Moms, can we talk for a minute, mom to mom, about social media and teenage body image and how our teenagers are impacted by the messages they hear and see on social media? I was going to say our teenage daughters, but then I corrected myself because I think male body image and social media is just as much of an issue as female body image. As maddening as it may be, social media negatively impacts our kids’ body image, self-esteem, and overall mental health. Thanks to the toxic—and incorrect—messages they are bombarded with daily on their social media feeds, our kids don’t recognize and rejoice in their own unique beauty and awesomeness. And we need to do something about it. But exactly how does social media affect body image and self-esteem? Let’s look at a few ways.
Negative Body Image and Social Media
It isn’t surprising that body image issues and social media are so intertwined with all the negative propaganda you can find on social platforms. However, as I scrolled through my social media feed a couple weeks ago, I came across a video that startled and resonated with me. It came on the heels of a Khloe Kardashian controversy, which, incidentally, I had missed because I blinked for a second. But I’m glad I didn’t miss the message of this video. Because it’s one we all need to hear.
Here are some of the lessons I learned.
- Social media says to our teenagers, “You are not pretty enough,” but SOCIAL MEDIA IS WRONG. Our kids are beautiful.
- The more our sons and daughters obsess over the imperfections in their bodies, the sadder they will feel.
- Social media marketers work hard at lowering our kid’s self-esteem and body image so they can sell the “fix” for all the things that appear wrong.
- If we’re not careful, the messages on social media can creep in and convince our kids that they are not enough.
- Our daughters don’t need perfect eyebrows or thigh gaps, and our sons don’t need to be shredded and toned to be beautiful. They already are. Just by being themselves. Because true beauty is so much more than outward appearance.
How You See Yourself Matters
But I don’t think we can blame all our kids’ self-esteem issues on social media and its effects on body image. We, as parents, play an important role in how they see and feel about themselves. So, we need to show them, by our actions and our attitudes, that we understand beauty in a way that isn’t defined by the messages on social media.
And I’m talking to myself too. Because it’s a tough thing to do, especially in a world dominated by the airbrushed, over-exaggerated images of “perfection” we see at every turn. Literally every turn. And we want to feel good and look good in our own skin.
We just might need to reevaluate what that image looks like.
A few weeks ago, my son took a couple portraits of me and my husband to practice some photography techniques. And let me tell you, I’m sticking with the story that the lighting wasn’t great. Of course, my husband looked distinguished and mature. Me, not so much.
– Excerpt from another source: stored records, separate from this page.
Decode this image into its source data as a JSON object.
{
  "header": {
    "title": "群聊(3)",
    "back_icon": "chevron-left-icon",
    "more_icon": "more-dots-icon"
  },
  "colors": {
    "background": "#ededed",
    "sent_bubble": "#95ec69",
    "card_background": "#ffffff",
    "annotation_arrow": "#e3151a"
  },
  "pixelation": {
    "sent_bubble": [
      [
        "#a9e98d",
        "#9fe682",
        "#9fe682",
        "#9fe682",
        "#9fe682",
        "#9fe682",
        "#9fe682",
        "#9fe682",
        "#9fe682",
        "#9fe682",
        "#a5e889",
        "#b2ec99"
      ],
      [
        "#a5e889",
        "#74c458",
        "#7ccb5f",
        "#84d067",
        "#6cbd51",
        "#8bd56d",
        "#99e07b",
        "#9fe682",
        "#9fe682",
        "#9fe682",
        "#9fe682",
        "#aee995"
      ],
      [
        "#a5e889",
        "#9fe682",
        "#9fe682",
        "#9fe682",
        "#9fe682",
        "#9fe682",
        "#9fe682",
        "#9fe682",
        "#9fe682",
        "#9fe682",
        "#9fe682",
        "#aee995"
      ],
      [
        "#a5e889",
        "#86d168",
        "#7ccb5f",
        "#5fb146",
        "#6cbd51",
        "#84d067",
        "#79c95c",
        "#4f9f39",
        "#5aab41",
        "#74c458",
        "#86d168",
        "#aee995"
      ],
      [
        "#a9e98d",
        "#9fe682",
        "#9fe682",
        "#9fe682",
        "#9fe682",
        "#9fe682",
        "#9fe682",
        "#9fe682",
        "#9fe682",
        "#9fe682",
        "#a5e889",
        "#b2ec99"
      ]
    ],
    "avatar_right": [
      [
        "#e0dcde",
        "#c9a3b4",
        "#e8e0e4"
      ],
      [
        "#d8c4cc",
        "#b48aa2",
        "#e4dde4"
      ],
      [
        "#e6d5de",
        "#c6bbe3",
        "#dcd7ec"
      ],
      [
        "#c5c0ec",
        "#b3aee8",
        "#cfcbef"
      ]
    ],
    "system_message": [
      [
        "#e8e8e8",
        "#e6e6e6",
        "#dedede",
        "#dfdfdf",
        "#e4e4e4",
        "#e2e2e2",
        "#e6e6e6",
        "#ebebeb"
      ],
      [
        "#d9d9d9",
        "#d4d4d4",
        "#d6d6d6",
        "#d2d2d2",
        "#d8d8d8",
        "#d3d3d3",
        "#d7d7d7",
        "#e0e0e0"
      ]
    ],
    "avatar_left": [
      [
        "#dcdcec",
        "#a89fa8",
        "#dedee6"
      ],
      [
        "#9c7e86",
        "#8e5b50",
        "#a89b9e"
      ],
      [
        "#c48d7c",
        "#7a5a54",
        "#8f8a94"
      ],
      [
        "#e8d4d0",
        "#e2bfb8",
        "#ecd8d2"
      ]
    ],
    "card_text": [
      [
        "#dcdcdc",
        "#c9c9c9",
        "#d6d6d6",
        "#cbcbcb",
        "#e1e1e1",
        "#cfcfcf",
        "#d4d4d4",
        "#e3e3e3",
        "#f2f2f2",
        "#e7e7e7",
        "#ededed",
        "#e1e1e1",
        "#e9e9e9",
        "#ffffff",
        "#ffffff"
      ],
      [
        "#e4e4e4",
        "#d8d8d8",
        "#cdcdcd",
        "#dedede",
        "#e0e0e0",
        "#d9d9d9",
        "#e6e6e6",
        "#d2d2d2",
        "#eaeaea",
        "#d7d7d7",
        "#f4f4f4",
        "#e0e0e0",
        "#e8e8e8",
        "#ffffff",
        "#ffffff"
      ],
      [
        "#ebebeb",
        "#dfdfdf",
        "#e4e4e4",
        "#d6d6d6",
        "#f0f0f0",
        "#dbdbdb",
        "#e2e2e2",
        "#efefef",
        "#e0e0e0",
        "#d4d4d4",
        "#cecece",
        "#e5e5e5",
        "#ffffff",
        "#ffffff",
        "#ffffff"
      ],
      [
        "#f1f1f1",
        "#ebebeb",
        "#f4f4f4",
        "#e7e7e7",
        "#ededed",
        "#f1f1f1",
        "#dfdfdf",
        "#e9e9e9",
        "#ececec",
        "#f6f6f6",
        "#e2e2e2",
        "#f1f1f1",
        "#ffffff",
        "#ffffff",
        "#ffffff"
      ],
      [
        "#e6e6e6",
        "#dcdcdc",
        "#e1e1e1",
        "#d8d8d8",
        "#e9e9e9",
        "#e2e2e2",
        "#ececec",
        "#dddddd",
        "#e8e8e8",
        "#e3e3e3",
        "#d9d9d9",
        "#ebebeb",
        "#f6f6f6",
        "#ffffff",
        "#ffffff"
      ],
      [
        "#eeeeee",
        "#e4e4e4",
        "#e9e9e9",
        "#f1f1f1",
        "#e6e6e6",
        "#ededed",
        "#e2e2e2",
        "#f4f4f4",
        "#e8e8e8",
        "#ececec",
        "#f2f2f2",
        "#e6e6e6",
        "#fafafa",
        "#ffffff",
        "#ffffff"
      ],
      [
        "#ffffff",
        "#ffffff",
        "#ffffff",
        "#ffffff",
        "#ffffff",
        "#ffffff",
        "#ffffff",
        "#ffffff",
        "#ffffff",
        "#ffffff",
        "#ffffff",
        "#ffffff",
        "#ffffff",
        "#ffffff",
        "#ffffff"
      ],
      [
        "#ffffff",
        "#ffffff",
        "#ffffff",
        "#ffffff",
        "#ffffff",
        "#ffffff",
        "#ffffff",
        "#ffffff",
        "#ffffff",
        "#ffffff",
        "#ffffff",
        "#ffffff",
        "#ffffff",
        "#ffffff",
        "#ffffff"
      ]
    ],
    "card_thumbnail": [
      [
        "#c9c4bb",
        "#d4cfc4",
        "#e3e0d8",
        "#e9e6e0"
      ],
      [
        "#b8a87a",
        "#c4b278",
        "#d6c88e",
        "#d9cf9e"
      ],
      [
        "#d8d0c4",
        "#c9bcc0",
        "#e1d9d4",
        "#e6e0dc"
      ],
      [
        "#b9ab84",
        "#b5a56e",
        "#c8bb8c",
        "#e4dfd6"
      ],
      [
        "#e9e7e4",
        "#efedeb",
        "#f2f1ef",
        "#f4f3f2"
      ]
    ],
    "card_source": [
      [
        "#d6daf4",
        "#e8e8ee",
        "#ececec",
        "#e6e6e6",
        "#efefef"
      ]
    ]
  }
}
I’m not overly sensitive about pictures of myself. After all, I’m pushing 50; I’ve given birth to and raised four kids and I’ve seen a lot of life. I’m well aware of the effects those things have on a body.
But I got a good laugh about that pic—mostly because I looked shockingly old in it.
Here’s the thing, though. I want my kids to know that I’m okay with looking less than perfect. Sure, I take physical health seriously. I enjoy a good workout multiple times a week. And I try to eat smart. But I hope I don’t obsess about how I look. Instead, I hope my kids see me focusing on how I feel because I understand what true beauty looks like.
Changing Our Mindset
The way we see and respond to the messages about body image and self-esteem on social media impacts our kids. If we are dissatisfied with how we look, our kids will feel the same. If our definition of beauty mirrors the version peddled on social media, our kids will embrace that message loud and clear.
It all begins with our mindset.
So how do you feel about beauty? It’s a question to consider seriously. How you feel about beauty colors the dialog your children will hear.
Listen to this insightful message from someone on social media who, ironically, looks Instagram “beautiful” on her posts. It sounds like she might be trying to figure it out too.
“I had a moment the other day that really changed my perspective on how I view my physical appearance,” she said. “I was thinking no one has ever impacted me by being beautiful or having a perfect body. It might get my initial attention or even [be] inspiring, but it’s never been the reason I remembered them. I’m impacted by people for their kindness, their loyalty, their patience, their generosity, their vulnerability, etc. I’ve never said, ‘she changed my life because she was pretty and skinny.’ We spend so much time worrying about the things that means the least to people.”
These are words our teenagers need to hear—frequently. We need to let them know that their greatest impact will be on the beauty that shines from within them.
Body Image and Mental Health
May is Mental Health Awareness Month. As moms, we want our kids to be mentally healthy. We want them to feel good about themselves. We want them to do the things that make them happy. But we don’t want to enforce the agenda that feeling good and being happy only come to those who are “beautiful” according to social media. Rather, we should help them see their true beauty, beauty that shines through their smiles, their confidence, and their actions. And then how they see themselves will be a true reflection of how beautiful they really are.